Yikes! This is what a rat-infested French jail looks like
Photo: YouTube/France Bleu TV.

This video is not for sufferers of ratophobia (or musophobia as the condition is officially called).

France to allow Baby Jesus in Town Halls this Christmas
Photo: AFP

Mary, Joseph, and baby Jesus are safe to go on display again this year, it seems.

National Front posts locations of migrants in French town
The National Front courts controversy. Photo: AFP

"Local tax payers have a right to know," says local far-right party chief.

Paris thieves use tear gas to steal €500,000 of watches
Photo: AFP

The thieves pretended to be couriers then threatened staff with tear gas to get the watches.

Bataclan survivor recounts attack in chilling drawings
Photo: BFMTV screengrab

One survivor has recounted the horrific night through illustrations.

Anger among French police grows as Hollande vows talks
French police demonstrate on the Champs Elysées. Photo: AFP

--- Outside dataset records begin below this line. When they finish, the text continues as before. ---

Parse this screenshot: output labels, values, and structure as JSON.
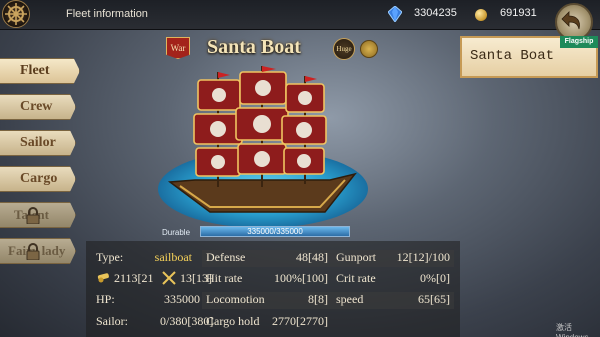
{
  "header": {
    "title": "Fleet information",
    "gems": "3304235",
    "gold": "691931"
  },
  "sidebar": {
    "items": [
      {
        "label": "Fleet",
        "active": true,
        "locked": false
      },
      {
        "label": "Crew",
        "active": false,
        "locked": false
      },
      {
        "label": "Sailor",
        "active": false,
        "locked": false
      },
      {
        "label": "Cargo",
        "active": false,
        "locked": false
      },
      {
        "label": "Talent",
        "active": false,
        "locked": true
      },
      {
        "label": "Fairy lady",
        "active": false,
        "locked": true
      }
    ]
  },
  "ship": {
    "war_badge": "War",
    "name": "Santa Boat",
    "size_badge": "Huge",
    "durable_label": "Durable",
    "durable_value": "335000/335000",
    "durable_fraction": 1.0
  },
  "flagship_card": {
    "name": "Santa Boat",
    "tag": "Flagship"
  },
  "stats": {
    "type_label": "Type:",
    "type_value": "sailboat",
    "cannon_value": "2113[21",
    "sword_value": "13[13]",
    "hp_label": "HP:",
    "hp_value": "335000",
    "sailor_label": "Sailor:",
    "sailor_value": "0/380[380]",
    "defense_label": "Defense",
    "defense_value": "48[48]",
    "hit_label": "Hit rate",
    "hit_value": "100%[100]",
    "locomotion_label": "Locomotion",
    "locomotion_value": "8[8]",
    "cargo_label": "Cargo hold",
    "cargo_value": "2770[2770]",
    "gunport_label": "Gunport",
    "gunport_value": "12[12]/100",
    "crit_label": "Crit rate",
    "crit_value": "0%[0]",
    "speed_label": "speed",
    "speed_value": "65[65]"
  },
  "watermark": "激活 Windows",
  "colors": {
    "accent_gold": "#f4e4b8",
    "type_value": "#f7d35a",
    "war_red": "#a3231a",
    "flagship_green": "#1e8a5a",
    "durable_blue": "#4f95cc"
  }
}
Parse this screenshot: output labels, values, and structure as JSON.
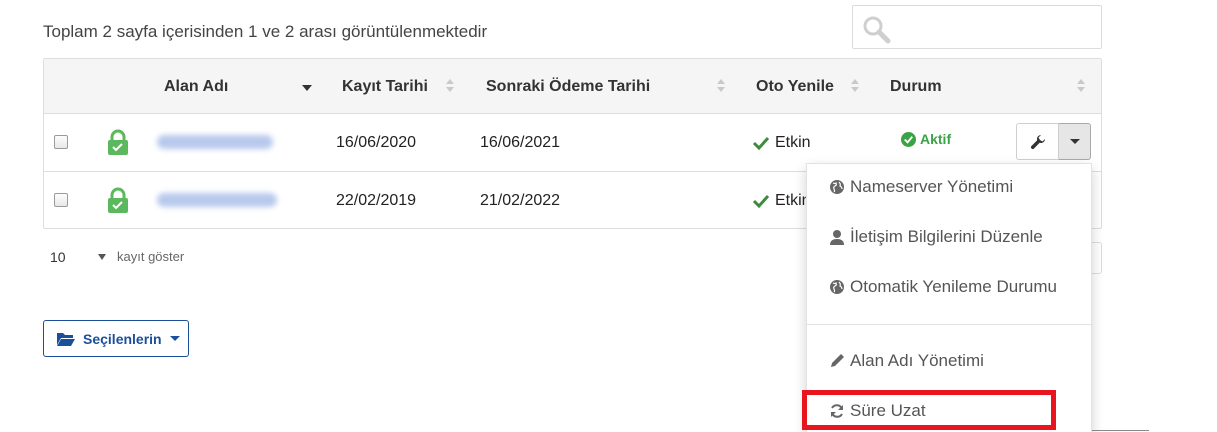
{
  "summary": "Toplam 2 sayfa içerisinden 1 ve 2 arası görüntülenmektedir",
  "search": {
    "placeholder": ""
  },
  "table": {
    "headers": {
      "domain": "Alan Adı",
      "reg_date": "Kayıt Tarihi",
      "next_payment": "Sonraki Ödeme Tarihi",
      "auto_renew": "Oto Yenile",
      "status": "Durum"
    },
    "rows": [
      {
        "reg_date": "16/06/2020",
        "next_payment": "16/06/2021",
        "auto_renew": "Etkin",
        "status": "Aktif"
      },
      {
        "reg_date": "22/02/2019",
        "next_payment": "21/02/2022",
        "auto_renew": "Etkin"
      }
    ]
  },
  "perpage": {
    "value": "10",
    "label": "kayıt göster"
  },
  "selected_button": "Seçilenlerin",
  "dropdown": {
    "items": [
      {
        "icon": "globe-icon",
        "label": "Nameserver Yönetimi"
      },
      {
        "icon": "user-icon",
        "label": "İletişim Bilgilerini Düzenle"
      },
      {
        "icon": "globe-icon",
        "label": "Otomatik Yenileme Durumu"
      },
      {
        "icon": "pencil-icon",
        "label": "Alan Adı Yönetimi"
      },
      {
        "icon": "refresh-icon",
        "label": "Süre Uzat"
      }
    ]
  },
  "colors": {
    "active_green": "#3aa346",
    "lock_green": "#5cb85c",
    "primary_blue": "#1c4f9a",
    "highlight_red": "#e8141e"
  }
}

A fourth night of protests shows government efforts to ease anger among French police have been fruitless.

Sponsored Article
How to vote absentee from abroad in the US elections
Why Toulouse is THE place to be in France right now
Sponsored Article
Last chance to vote absentee in the US elections
Video: New homage to Paris shows the 'real side' of city
The 'most dangerous' animals you can find in France
Sponsored Article
How to vote absentee from abroad in the US elections
Swap London fogs for Paris frogs: France woos the Brits
Anger after presenter kisses woman's breasts on live TV
Is France finally set for a cold winter this year?
IN PICS: The story of the 'ghost Metro stations' of Paris
How to make France's 'most-loved' dish: Magret de Canard
Welcome to the flipside: 'I'm not living the dream in France'
Do the French really still eat frogs' legs?
French 'delicacies' foreigners really find hard to stomach
French are the 'world's most pessimistic' about the future
Why the French should not be gloomy about the future
This is the most useful French lesson you will ever have. How to get angry
Why is there a giant clitoris in a field in southern France?
French pastry wars: Pain au chocolat versus chocolatine
Countdown: The ten dishes the French love the most
Expats or immigrants in France: Is there a difference?
How the French reinvented dozens of English words
The ups and downs of being both French and English
How Brexit vote has changed life for expats in France
Twelve French insults we'd love to have in English
What's on in France: Ten of the best events in October
jobs available